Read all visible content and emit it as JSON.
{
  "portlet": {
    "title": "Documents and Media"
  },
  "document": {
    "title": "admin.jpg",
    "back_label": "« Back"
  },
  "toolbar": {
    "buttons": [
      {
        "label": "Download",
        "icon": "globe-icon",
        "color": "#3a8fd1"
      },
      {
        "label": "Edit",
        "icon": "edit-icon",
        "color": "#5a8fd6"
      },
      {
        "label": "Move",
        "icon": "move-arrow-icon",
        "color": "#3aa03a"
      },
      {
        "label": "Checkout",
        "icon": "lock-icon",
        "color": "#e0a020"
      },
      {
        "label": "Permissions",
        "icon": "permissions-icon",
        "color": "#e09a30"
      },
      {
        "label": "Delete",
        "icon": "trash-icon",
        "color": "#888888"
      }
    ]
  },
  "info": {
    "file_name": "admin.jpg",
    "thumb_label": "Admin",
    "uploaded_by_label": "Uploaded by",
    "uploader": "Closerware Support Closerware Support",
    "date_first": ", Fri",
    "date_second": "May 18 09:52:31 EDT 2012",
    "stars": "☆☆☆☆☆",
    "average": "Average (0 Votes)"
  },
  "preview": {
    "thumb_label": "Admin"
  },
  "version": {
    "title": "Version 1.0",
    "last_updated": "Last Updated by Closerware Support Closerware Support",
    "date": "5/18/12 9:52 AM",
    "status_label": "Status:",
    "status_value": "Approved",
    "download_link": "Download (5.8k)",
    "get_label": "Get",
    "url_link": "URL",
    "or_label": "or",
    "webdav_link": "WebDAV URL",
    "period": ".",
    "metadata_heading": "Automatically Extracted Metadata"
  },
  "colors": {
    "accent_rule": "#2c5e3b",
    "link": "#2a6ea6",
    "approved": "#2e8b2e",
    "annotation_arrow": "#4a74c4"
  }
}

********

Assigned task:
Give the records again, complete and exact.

The completed task:
Read all visible content and emit it as JSON.
{
  "portlet": {
    "title": "Documents and Media"
  },
  "document": {
    "title": "admin.jpg",
    "back_label": "« Back"
  },
  "toolbar": {
    "buttons": [
      {
        "label": "Download",
        "icon": "globe-icon",
        "color": "#3a8fd1"
      },
      {
        "label": "Edit",
        "icon": "edit-icon",
        "color": "#5a8fd6"
      },
      {
        "label": "Move",
        "icon": "move-arrow-icon",
        "color": "#3aa03a"
      },
      {
        "label": "Checkout",
        "icon": "lock-icon",
        "color": "#e0a020"
      },
      {
        "label": "Permissions",
        "icon": "permissions-icon",
        "color": "#e09a30"
      },
      {
        "label": "Delete",
        "icon": "trash-icon",
        "color": "#888888"
      }
    ]
  },
  "info": {
    "file_name": "admin.jpg",
    "thumb_label": "Admin",
    "uploaded_by_label": "Uploaded by",
    "uploader": "Closerware Support Closerware Support",
    "date_first": ", Fri",
    "date_second": "May 18 09:52:31 EDT 2012",
    "stars": "☆☆☆☆☆",
    "average": "Average (0 Votes)"
  },
  "preview": {
    "thumb_label": "Admin"
  },
  "version": {
    "title": "Version 1.0",
    "last_updated": "Last Updated by Closerware Support Closerware Support",
    "date": "5/18/12 9:52 AM",
    "status_label": "Status:",
    "status_value": "Approved",
    "download_link": "Download (5.8k)",
    "get_label": "Get",
    "url_link": "URL",
    "or_label": "or",
    "webdav_link": "WebDAV URL",
    "period": ".",
    "metadata_heading": "Automatically Extracted Metadata"
  },
  "colors": {
    "accent_rule": "#2c5e3b",
    "link": "#2a6ea6",
    "approved": "#2e8b2e",
    "annotation_arrow": "#4a74c4"
  }
}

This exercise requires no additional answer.